Problem: State how many lines of the entries include the string "BGAS", please, leaving out everything but the number.

Record excerpts:
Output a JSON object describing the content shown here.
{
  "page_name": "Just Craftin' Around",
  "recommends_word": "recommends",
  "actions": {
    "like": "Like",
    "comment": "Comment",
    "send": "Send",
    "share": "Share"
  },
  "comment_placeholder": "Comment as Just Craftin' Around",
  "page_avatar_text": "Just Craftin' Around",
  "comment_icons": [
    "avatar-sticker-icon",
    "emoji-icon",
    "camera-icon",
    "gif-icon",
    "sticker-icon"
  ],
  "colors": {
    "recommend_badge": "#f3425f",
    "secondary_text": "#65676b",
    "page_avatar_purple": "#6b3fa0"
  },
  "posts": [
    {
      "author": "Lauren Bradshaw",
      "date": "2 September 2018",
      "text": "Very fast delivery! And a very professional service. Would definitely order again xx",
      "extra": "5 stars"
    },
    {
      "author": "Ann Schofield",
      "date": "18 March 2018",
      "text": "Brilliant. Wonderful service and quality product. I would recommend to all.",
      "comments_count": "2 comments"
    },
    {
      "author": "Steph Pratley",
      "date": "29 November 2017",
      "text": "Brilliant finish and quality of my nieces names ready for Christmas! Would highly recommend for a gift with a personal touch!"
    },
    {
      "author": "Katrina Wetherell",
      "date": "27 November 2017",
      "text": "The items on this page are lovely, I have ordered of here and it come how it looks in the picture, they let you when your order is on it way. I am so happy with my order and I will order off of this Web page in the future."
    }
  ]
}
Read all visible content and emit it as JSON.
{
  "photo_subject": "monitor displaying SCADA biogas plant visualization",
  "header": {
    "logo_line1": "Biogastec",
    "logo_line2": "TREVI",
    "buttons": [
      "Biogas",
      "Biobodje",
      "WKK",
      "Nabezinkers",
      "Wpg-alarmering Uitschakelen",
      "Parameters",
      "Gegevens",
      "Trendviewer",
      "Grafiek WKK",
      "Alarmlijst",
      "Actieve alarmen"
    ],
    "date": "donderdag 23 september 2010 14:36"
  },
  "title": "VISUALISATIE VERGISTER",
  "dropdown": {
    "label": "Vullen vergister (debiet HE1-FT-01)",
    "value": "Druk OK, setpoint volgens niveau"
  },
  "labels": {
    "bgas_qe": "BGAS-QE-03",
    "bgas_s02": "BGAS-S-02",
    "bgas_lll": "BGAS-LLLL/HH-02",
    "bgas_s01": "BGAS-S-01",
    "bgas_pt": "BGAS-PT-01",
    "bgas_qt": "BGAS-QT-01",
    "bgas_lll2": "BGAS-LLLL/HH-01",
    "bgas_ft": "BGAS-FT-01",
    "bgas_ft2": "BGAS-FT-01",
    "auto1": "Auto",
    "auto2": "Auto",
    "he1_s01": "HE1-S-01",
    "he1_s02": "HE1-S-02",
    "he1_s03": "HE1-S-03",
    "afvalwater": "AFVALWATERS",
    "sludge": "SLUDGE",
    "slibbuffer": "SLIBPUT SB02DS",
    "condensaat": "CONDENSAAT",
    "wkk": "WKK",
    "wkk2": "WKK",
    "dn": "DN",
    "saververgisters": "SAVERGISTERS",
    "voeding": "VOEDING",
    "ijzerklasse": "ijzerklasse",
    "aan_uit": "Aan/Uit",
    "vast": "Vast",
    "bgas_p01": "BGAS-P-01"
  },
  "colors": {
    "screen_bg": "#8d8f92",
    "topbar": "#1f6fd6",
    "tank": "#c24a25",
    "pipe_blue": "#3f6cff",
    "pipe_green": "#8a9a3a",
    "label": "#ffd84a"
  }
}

Finished task: 10